There are three reasons why I couldn't resist checking out the debut full-length album from Norwegian quartet Wolves Like Us: first, I'm a massive fan of Scandinavian hard rock and metal of any kind; second, I'm drawn to anything wolf-inspired (as my fellow FEARnet scribe Drew Daywalt would say, the werewolf is my "Power Monster"); and third, as you can see in the photo above, their bass player is a dead ringer for Bill Moseley as Otis B. Driftwood in The Devil's Rejects. So now you know they hooked me, but you're probably wondering if they managed to reel me in. (Sorry, I'm kinda mixing my metaphors... wolves don't usually go fishing, do they?) Well, you gotta turn the page to find out, so hit that jump for our review...
First of all, don't be misled by the title; these ain't love songs by any stretch of the imagination... that is, unless you're talking about the pain of love violently lost, because that's the vibe these cats generate. Composed of seasoned veterans from bands like Amulet, Infidels Forever, JR Ewing and Silver, the Wolves roam far beyond the borders of hardcore and into the dark realms previously explored by epic metallers like Mastodon and Gojira, employing heavy but hooky riffs and rough-edged but melodically solid vocals, but they also stir some subtle pop elements into the mix, particularly in the rhythms. That approach actually keeps the songs from getting dragged down by the doomy mood, and finds a cool balance between light and darkness.
That balancing act comes through best in tracks like "Secret Handshakes," which has an incredibly catchy chorus and powerful vocal harmonies that tie the musical textures together.
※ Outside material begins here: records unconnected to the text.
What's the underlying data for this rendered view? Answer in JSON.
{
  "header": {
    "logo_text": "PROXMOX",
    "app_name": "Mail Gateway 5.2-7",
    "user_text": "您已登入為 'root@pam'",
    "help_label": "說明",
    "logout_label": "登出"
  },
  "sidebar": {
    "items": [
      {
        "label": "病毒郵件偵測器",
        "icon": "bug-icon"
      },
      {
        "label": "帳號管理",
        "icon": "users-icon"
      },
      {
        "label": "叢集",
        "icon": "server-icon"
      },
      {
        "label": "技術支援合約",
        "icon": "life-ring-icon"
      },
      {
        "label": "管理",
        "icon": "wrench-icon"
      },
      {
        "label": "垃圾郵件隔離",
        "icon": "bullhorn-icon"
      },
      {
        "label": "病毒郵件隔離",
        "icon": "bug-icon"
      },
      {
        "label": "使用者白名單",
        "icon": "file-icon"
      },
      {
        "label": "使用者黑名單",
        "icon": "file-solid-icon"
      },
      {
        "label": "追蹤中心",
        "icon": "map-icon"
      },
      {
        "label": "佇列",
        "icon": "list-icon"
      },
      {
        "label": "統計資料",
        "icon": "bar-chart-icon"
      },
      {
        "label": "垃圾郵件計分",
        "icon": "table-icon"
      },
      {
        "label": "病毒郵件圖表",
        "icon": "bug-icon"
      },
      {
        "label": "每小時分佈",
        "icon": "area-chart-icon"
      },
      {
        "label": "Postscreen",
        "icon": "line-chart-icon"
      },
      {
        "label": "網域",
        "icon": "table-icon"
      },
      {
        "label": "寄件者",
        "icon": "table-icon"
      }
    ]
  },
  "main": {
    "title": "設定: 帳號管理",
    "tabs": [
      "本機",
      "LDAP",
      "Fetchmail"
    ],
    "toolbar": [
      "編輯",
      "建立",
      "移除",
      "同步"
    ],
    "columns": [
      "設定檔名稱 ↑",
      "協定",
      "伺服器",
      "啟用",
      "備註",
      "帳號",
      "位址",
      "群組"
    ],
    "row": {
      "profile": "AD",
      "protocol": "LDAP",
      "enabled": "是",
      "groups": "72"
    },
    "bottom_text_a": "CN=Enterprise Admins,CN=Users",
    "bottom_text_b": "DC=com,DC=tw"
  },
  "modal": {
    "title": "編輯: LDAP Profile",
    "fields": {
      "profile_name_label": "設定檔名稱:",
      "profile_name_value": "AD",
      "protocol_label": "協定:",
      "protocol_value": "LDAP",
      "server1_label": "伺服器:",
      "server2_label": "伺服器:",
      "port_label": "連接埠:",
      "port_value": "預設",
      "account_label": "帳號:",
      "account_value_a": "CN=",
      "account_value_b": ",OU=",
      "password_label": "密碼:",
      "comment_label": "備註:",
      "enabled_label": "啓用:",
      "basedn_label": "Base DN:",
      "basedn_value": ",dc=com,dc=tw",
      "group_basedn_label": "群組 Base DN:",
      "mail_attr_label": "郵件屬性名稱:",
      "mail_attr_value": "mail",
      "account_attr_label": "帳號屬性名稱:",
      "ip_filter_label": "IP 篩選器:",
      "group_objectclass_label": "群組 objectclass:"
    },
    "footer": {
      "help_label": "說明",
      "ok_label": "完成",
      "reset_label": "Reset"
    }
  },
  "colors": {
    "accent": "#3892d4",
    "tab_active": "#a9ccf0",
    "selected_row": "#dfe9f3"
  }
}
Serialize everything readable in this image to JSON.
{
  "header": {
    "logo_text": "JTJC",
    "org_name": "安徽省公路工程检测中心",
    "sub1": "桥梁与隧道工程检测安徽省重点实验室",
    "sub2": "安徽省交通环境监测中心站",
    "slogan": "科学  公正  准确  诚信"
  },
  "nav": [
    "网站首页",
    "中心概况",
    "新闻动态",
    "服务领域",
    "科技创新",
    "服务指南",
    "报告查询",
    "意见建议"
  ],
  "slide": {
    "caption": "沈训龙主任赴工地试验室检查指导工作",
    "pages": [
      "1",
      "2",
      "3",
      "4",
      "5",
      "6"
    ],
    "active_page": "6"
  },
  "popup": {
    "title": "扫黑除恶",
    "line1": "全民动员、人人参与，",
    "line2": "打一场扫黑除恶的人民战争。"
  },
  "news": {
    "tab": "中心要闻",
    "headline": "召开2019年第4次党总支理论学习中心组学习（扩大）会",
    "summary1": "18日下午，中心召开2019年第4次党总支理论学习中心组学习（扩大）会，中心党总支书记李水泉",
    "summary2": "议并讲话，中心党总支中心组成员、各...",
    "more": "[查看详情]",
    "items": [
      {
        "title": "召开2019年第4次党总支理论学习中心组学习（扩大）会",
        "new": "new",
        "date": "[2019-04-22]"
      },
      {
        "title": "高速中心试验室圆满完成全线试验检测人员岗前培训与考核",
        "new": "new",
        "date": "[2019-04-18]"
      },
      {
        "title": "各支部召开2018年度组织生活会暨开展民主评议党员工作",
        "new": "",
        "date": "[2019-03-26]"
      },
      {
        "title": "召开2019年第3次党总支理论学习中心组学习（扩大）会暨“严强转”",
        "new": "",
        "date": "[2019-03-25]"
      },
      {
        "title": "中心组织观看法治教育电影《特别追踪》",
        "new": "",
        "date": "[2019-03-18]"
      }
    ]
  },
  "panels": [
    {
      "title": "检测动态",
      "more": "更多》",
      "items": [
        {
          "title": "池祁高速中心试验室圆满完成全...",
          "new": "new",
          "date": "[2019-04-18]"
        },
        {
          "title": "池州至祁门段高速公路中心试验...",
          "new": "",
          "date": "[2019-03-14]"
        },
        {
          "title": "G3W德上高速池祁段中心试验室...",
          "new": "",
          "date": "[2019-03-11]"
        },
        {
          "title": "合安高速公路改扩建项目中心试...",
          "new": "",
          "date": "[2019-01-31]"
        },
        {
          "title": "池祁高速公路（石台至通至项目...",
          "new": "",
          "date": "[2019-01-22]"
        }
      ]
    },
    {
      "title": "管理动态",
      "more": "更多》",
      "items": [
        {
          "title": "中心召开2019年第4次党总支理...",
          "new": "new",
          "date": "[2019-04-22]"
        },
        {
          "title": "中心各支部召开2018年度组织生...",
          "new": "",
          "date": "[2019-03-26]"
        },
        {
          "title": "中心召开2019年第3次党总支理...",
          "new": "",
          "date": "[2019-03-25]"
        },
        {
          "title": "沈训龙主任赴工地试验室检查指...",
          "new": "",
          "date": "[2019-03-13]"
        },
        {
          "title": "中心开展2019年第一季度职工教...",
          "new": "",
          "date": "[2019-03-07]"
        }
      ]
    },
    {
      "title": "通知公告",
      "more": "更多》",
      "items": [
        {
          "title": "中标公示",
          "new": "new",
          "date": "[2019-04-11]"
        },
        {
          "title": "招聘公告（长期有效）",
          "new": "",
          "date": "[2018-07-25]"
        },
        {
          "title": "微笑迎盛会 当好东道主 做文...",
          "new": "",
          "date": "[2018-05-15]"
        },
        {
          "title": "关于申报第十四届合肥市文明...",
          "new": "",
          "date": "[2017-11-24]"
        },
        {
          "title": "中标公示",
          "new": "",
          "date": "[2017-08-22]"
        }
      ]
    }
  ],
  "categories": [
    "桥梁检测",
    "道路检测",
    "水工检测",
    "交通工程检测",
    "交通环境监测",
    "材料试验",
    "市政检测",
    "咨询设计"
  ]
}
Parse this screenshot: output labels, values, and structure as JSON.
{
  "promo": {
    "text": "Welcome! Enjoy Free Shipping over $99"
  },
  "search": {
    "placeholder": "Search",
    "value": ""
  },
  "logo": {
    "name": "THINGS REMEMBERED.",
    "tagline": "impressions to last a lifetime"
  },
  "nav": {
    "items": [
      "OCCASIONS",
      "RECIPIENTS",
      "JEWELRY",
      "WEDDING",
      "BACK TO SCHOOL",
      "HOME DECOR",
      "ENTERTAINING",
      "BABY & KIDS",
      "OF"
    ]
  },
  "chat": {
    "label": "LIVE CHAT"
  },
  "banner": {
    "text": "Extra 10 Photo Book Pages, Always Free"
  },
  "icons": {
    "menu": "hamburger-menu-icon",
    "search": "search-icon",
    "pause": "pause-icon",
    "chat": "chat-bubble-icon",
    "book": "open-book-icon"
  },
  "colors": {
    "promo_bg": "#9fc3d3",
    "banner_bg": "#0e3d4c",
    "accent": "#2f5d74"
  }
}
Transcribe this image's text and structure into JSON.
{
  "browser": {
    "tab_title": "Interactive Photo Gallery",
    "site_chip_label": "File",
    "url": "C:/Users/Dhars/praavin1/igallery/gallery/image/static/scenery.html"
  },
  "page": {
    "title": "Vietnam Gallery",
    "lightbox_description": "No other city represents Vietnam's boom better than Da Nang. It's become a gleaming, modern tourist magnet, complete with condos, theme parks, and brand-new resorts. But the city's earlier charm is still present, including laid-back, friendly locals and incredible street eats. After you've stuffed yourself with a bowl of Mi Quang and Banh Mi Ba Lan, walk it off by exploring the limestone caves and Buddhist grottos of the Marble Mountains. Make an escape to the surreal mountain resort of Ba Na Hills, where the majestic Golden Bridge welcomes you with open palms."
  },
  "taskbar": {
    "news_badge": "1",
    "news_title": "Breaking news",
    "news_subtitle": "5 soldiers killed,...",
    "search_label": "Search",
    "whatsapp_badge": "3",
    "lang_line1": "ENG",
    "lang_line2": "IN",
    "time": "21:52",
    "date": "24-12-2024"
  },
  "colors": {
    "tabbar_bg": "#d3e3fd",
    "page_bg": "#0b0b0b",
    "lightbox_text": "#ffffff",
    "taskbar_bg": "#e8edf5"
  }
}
The ominous "Deathless" is another great example of the way they interweave straight-up dark rock and rough-edged chunky metal, with haunted vocals soaring over the top, making it a perfect choice for the album's first single, and bringing it alongside "Handshakes" and "Gone to Dust" as the album's standout cuts. Another interesting choice is a cover of "My Enemy" from '90s alt-rockers Afghan Whigs, whose 1996 album Black Love could easily be one of the band's more moody, quirky influences. In case you're thinking this band is sticking to a straight rock template, just wait for the colossal eight-minute closing cut "To Whore With Foreign Gods," a sweeping, atmospheric metal mini-symphony that will simultaneously seduce your senses and split your skull. I think these dudes are making damn sure you don't forget where they came from, but also showing you they're not afraid to explore further.
The steady energy, variety and sonic balance in Late Love puts this band a furry head above many of this year's hard rock contenders, and several of the tracks here are catchy enough to earn their stripes both in and outside hardcore metal circles. Definitely worth checking out on a cool Autumn night.
The band is currently working on a new video for "Secret Handshakes," so expect to see that one pop up soon... but right now we'll play you out with "Deathless," definitely one of the best tracks on the album.